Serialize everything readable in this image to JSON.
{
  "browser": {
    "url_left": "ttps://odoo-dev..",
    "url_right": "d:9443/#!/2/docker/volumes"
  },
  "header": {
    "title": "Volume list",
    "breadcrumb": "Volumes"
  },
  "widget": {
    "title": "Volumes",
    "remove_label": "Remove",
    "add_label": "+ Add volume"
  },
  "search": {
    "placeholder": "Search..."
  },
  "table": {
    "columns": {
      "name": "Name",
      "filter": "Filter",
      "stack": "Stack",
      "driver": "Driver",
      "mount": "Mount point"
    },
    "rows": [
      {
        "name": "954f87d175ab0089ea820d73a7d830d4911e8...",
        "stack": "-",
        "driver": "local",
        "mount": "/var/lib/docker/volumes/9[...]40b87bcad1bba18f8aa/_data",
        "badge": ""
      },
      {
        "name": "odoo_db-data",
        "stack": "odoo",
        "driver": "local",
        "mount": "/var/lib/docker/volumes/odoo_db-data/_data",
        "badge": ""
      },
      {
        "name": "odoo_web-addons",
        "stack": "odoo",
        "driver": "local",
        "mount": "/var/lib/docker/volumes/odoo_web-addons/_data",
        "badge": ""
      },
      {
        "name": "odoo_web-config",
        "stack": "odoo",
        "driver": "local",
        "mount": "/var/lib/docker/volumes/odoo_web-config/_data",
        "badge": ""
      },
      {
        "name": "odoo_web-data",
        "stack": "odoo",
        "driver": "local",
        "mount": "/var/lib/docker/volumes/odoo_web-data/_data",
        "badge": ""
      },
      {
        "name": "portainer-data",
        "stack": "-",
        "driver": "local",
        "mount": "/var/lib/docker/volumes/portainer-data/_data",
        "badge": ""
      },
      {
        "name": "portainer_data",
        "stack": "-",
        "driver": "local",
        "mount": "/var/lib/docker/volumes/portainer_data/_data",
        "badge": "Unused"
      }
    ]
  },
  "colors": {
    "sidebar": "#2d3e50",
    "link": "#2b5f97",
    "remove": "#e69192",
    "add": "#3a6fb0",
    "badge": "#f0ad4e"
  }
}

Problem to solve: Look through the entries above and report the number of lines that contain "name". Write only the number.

Answer space: 8